Starting next month, Google will ban ads that promote spyware, stalkerware, and surveillance apps.
The company decided to update its restrictions on dishonest behavior by including the surveillance products, which can often be sold to people looking to spy on their partners.
“The updated policy will prohibit the promotion of products or services that are marketed or targeted with the express purpose of tracking or monitoring another person or their activities without their authorization,” Google said in the update.
The company points to stalkerware as an example. This class of spyware is specifically designed to help a user monitor the digital activities of a romantic partner, without their permission. Once installed on the partner’s phone, the stalkerware can secretly monitor texts, phone calls, and the browsing history of the device.

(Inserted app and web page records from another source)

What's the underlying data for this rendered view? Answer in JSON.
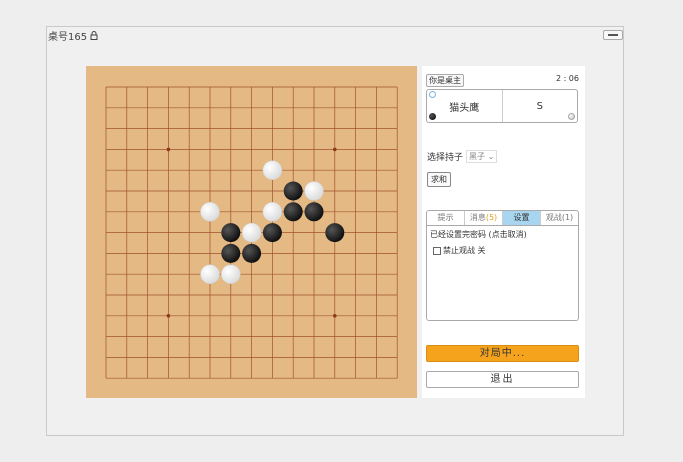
{
  "window": {
    "title": "桌号165"
  },
  "board": {
    "size": 15,
    "stones": [
      {
        "color": "white",
        "col": 8,
        "row": 4
      },
      {
        "color": "black",
        "col": 9,
        "row": 5
      },
      {
        "color": "white",
        "col": 10,
        "row": 5
      },
      {
        "color": "white",
        "col": 5,
        "row": 6
      },
      {
        "color": "white",
        "col": 8,
        "row": 6
      },
      {
        "color": "black",
        "col": 9,
        "row": 6
      },
      {
        "color": "black",
        "col": 10,
        "row": 6
      },
      {
        "color": "black",
        "col": 6,
        "row": 7
      },
      {
        "color": "white",
        "col": 7,
        "row": 7
      },
      {
        "color": "black",
        "col": 8,
        "row": 7
      },
      {
        "color": "black",
        "col": 11,
        "row": 7
      },
      {
        "color": "black",
        "col": 6,
        "row": 8
      },
      {
        "color": "black",
        "col": 7,
        "row": 8
      },
      {
        "color": "white",
        "col": 5,
        "row": 9
      },
      {
        "color": "white",
        "col": 6,
        "row": 9
      }
    ]
  },
  "panel": {
    "host_tag": "你是桌主",
    "timer": "2 : 06",
    "player_left": "猫头鹰",
    "player_right": "S",
    "choose_label": "选择持子",
    "choose_value": "黑子",
    "draw_label": "求和",
    "tabs": [
      {
        "label": "提示",
        "count": ""
      },
      {
        "label": "消息",
        "count": "(5)"
      },
      {
        "label": "设置",
        "count": ""
      },
      {
        "label": "观战",
        "count": "(1)"
      }
    ],
    "settings_line": "已经设置完密码 (点击取消)",
    "forbid_watch_label": "禁止观战 关",
    "status_label": "对局中...",
    "exit_label": "退出"
  }
}
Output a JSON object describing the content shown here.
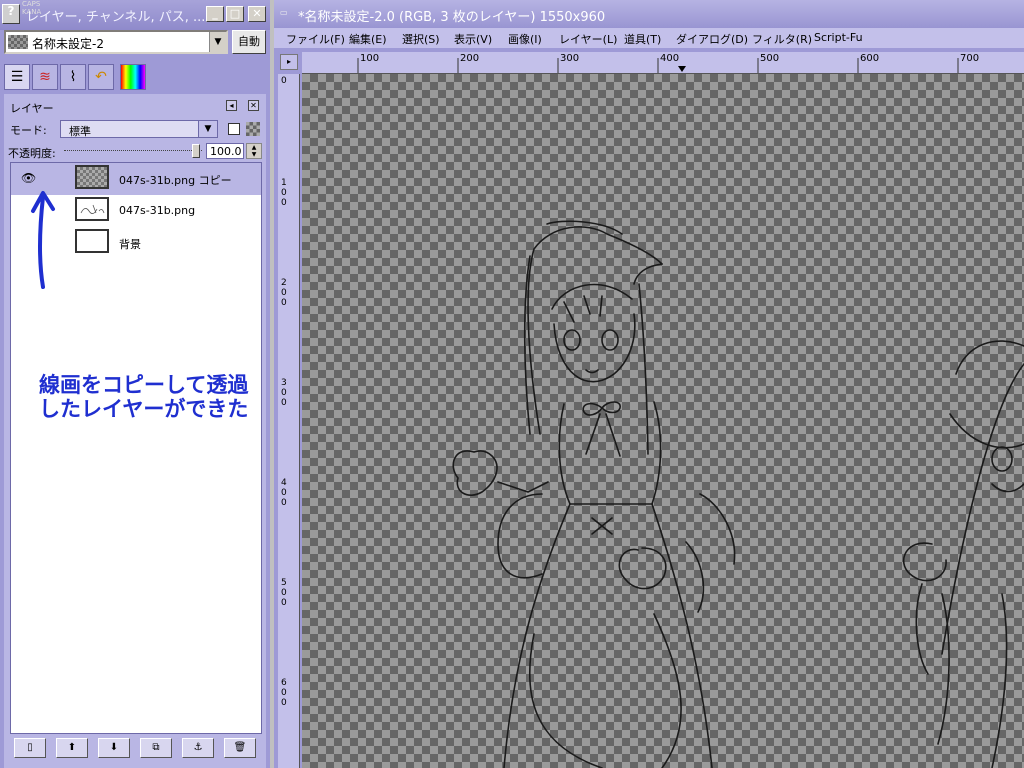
{
  "dock": {
    "title": "レイヤー, チャンネル, パス, ...",
    "caps_indicator": "CAPS\nKANA",
    "image_select_value": "名称未設定-2",
    "auto_button": "自動",
    "tabs": [
      "layers-icon",
      "channels-icon",
      "paths-icon",
      "undo-icon",
      "colormap-icon"
    ],
    "panel": {
      "label": "レイヤー",
      "mode_label": "モード:",
      "mode_value": "標準",
      "opacity_label": "不透明度:",
      "opacity_value": "100.0"
    },
    "layers": [
      {
        "name": "047s-31b.png コピー",
        "visible": true,
        "selected": true,
        "thumb": "checker"
      },
      {
        "name": "047s-31b.png",
        "visible": false,
        "selected": false,
        "thumb": "sketch"
      },
      {
        "name": "背景",
        "visible": false,
        "selected": false,
        "thumb": "white"
      }
    ],
    "annotation": {
      "line1": "線画をコピーして透過",
      "line2": "したレイヤーができた",
      "color": "#1f2fd0"
    },
    "bottom_buttons": [
      "new-layer-icon",
      "raise-layer-icon",
      "lower-layer-icon",
      "duplicate-layer-icon",
      "anchor-layer-icon",
      "delete-layer-icon"
    ]
  },
  "image_window": {
    "title": "*名称未設定-2.0 (RGB, 3 枚のレイヤー) 1550x960",
    "menu": [
      "ファイル(F)",
      "編集(E)",
      "選択(S)",
      "表示(V)",
      "画像(I)",
      "レイヤー(L)",
      "道具(T)",
      "ダイアログ(D)",
      "フィルタ(R)",
      "Script-Fu"
    ],
    "hruler_labels": [
      "100",
      "200",
      "300",
      "400",
      "500",
      "600",
      "700"
    ],
    "vruler_labels": [
      "0",
      "100",
      "200",
      "300",
      "400",
      "500",
      "600"
    ]
  },
  "colors": {
    "accent": "#9e9ad6",
    "panel": "#b9b6e4",
    "menubar": "#c3c0ea"
  }
}
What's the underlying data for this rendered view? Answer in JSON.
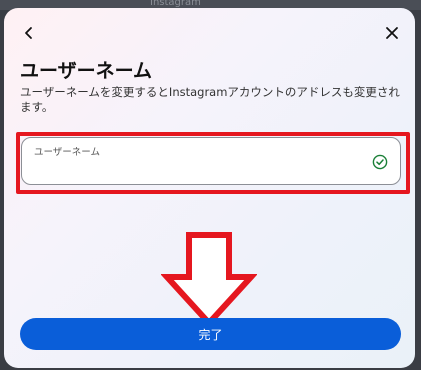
{
  "background_tab_text": "Instagram",
  "dialog": {
    "title": "ユーザーネーム",
    "description": "ユーザーネームを変更するとInstagramアカウントのアドレスも変更されます。",
    "username_field": {
      "label": "ユーザーネーム",
      "value": "",
      "status_icon": "check-circle-icon"
    },
    "done_button": "完了"
  },
  "icons": {
    "back": "chevron-left-icon",
    "close": "close-icon",
    "annotation_arrow": "down-arrow-icon"
  },
  "colors": {
    "accent": "#0a5ed9",
    "highlight": "#e5171f",
    "check": "#1a7f37"
  }
}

According to antivirus provider Kaspersky Lab, stalkerware installs among its users appear to be increasing. In 2019, the class of spyware was detected on devices from 67,500 unique users, which is up from 40,386 in 2018.
In addition to stalkerware, Google will also ban ads for GPS trackers and surveillance cameras that are marketed for the express purpose of spying. If an advertising customer violates the policy, the company will first issue a warning, giving them seven days before initiating an account suspension.
Example of a phone-monitoring app advertised on Google. (Credit: Google)
However, Google’s new policy does contain a potential loophole: the revision only cracks down on ads that purposely market the surveillance products for spying purposes. In the past, some spyware providers have wisened up and sold the software as child-monitoring apps.
It doesn’t exactly help that Google’s updated policy creates an exemption for products and services designed to help parents monitor their underage children. (Another thing to note is how users will still be able to find stalkerware-capable products via Google search.)
The company didn’t immediately respond to a request for comment on how it’ll police the new policy. But it goes into effect on Aug. 11. Facebook’s ad policies also prohibit the promotion of hacking tech and hidden surveillance equipment.